Real Name: Wilbur Underhill, Jr
Birth – Death: March 16th, 1901 – January 6th, 1934
Lore: Underhill is so overlooked today there are times when it seems like there IS no lore about him. That is good, actually, since rabid criminals like this don’t deserve the romanticized treatment they usually get.
Criminal Career: In 1918 Underhill was convicted of burgling the home of his family’s next-door neighbor in Joplin, MO and was sent to prison. He was released in 1922 and began robbing necking couples who were parked in cars, making him one of many “Lover’s Lane Bandits” across the country.
Underhill, still just a One State Terror at this point, was convicted of armed robbery after police decoys caught him one night in 1923 pulling off a Lover’s Lane holdup. Wilbur was sentenced to five years but was released on parole in 1926. He celebrated Christmas of 1926 by robbing an Oklahoma drug store with “Skeet” Akins and killing a 19 year old customer in the process. Continue reading
With John Dillinger folklore given WAY too much attention, Balladeer’s Blog takes a look at some of the legends versus the ugly reality regarding some of his contemporary gangsters.
Real Name: Francis Crowley
Birth – Death: October 31st, 1912 – January 21st, 1932
Lore: Crowley was supposedly born out of wedlock to a German-American woman and a New York police officer who refused to marry Crowley’s mother. This supposedly accounts for his intense hatred of the police.
Reality: Such shallow, Pulp Magazine thinking doesn’t seem likely. The young man was adopted by a family in which Francis grew up alongside a cop-killing older brother named John Crowley. John himself would be killed in a battle with police.
This background seems a more likely explanation for Francis’ issues than some mythical hatred of an unknown father who abandoned him and his mother.
Criminal Career: By age 19, Crowley had a reputation as a competent holdup man and hit & run armed robber who never slipped up enough for a conviction. He might have escaped suspicion entirely if not for his excessively belligerent attitude when questioned by authorities.

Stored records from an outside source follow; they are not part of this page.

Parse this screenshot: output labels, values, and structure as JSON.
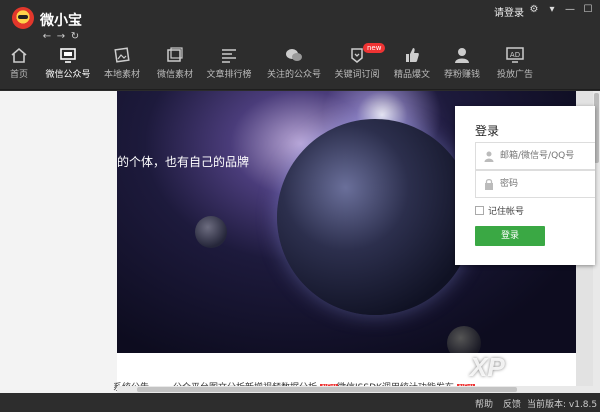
{
  "app": {
    "title": "微小宝",
    "login_link": "请登录"
  },
  "toolbar": {
    "items": [
      {
        "label": "首页",
        "icon": "home-icon"
      },
      {
        "label": "微信公众号",
        "icon": "monitor-icon",
        "active": true
      },
      {
        "label": "本地素材",
        "icon": "image-folder-icon"
      },
      {
        "label": "微信素材",
        "icon": "images-icon"
      },
      {
        "label": "文章排行榜",
        "icon": "list-icon"
      },
      {
        "label": "关注的公众号",
        "icon": "chat-icon"
      },
      {
        "label": "关键词订阅",
        "icon": "bell-badge-icon",
        "badge": "new"
      },
      {
        "label": "精品爆文",
        "icon": "thumbs-up-icon"
      },
      {
        "label": "荐粉赚钱",
        "icon": "person-icon"
      },
      {
        "label": "投放广告",
        "icon": "ad-icon",
        "icon_text": "AD"
      }
    ]
  },
  "banner": {
    "slogan": "的个体，也有自己的品牌"
  },
  "login": {
    "title": "登录",
    "account_placeholder": "邮箱/微信号/QQ号",
    "password_placeholder": "密码",
    "remember_label": "记住帐号",
    "button_label": "登录"
  },
  "news": [
    {
      "text": "系统公告",
      "new": false
    },
    {
      "text": "公众平台图文分析新增视频数据分析",
      "new": true
    },
    {
      "text": "微信JSSDK调用统计功能发布",
      "new": true
    }
  ],
  "status": {
    "help": "帮助",
    "feedback": "反馈",
    "version": "当前版本: v1.8.5"
  },
  "watermark": {
    "text": "XP"
  },
  "colors": {
    "accent_green": "#3aa844",
    "badge_red": "#e33333",
    "chrome": "#2d2d2d"
  }
}
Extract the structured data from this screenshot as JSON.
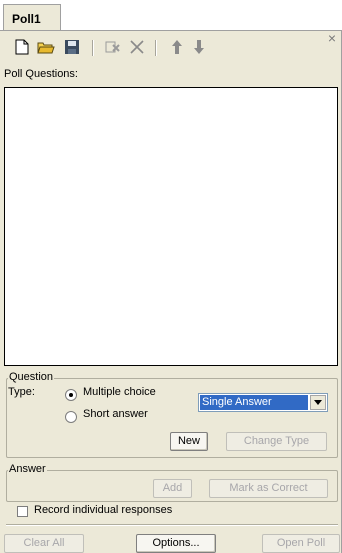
{
  "tab": {
    "label": "Poll1"
  },
  "toolbar": {
    "icons": [
      "new-document-icon",
      "open-folder-icon",
      "save-icon",
      "clear-icon",
      "delete-icon",
      "move-up-icon",
      "move-down-icon"
    ],
    "close_label": "×"
  },
  "questions": {
    "label": "Poll Questions:"
  },
  "question_group": {
    "legend": "Question",
    "type_label": "Type:",
    "multiple_choice_label": "Multiple choice",
    "short_answer_label": "Short answer",
    "selected_type": "Multiple choice",
    "answer_mode_value": "Single  Answer",
    "new_label": "New",
    "change_type_label": "Change Type"
  },
  "answer_group": {
    "legend": "Answer",
    "add_label": "Add",
    "mark_correct_label": "Mark as Correct"
  },
  "record_responses_label": "Record individual responses",
  "footer": {
    "clear_all_label": "Clear All",
    "options_label": "Options...",
    "open_poll_label": "Open Poll"
  },
  "colors": {
    "panel": "#ece9d8",
    "selection": "#316ac5",
    "disabled_text": "#a7a6aa"
  }
}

On February 21st, 1931 Crowley, packing the omnipresent pair of hand-guns that earned him his nickname, crashed an American Legion dance in the Bronx. Two-Gun was accompanied by a pair of male accomplices, one of whom was believed to be frequent associate Rudolph “Fats” Durringer.
When the Legionnaires attempted to expel the uninvited trio Crowley whipped out his pair of firearms and opened fire, wounding at least two innocent men before fleeing. With charges of attempted murder now hanging over his head, Two-Gun was about to enter the busiest period of his career. Continue reading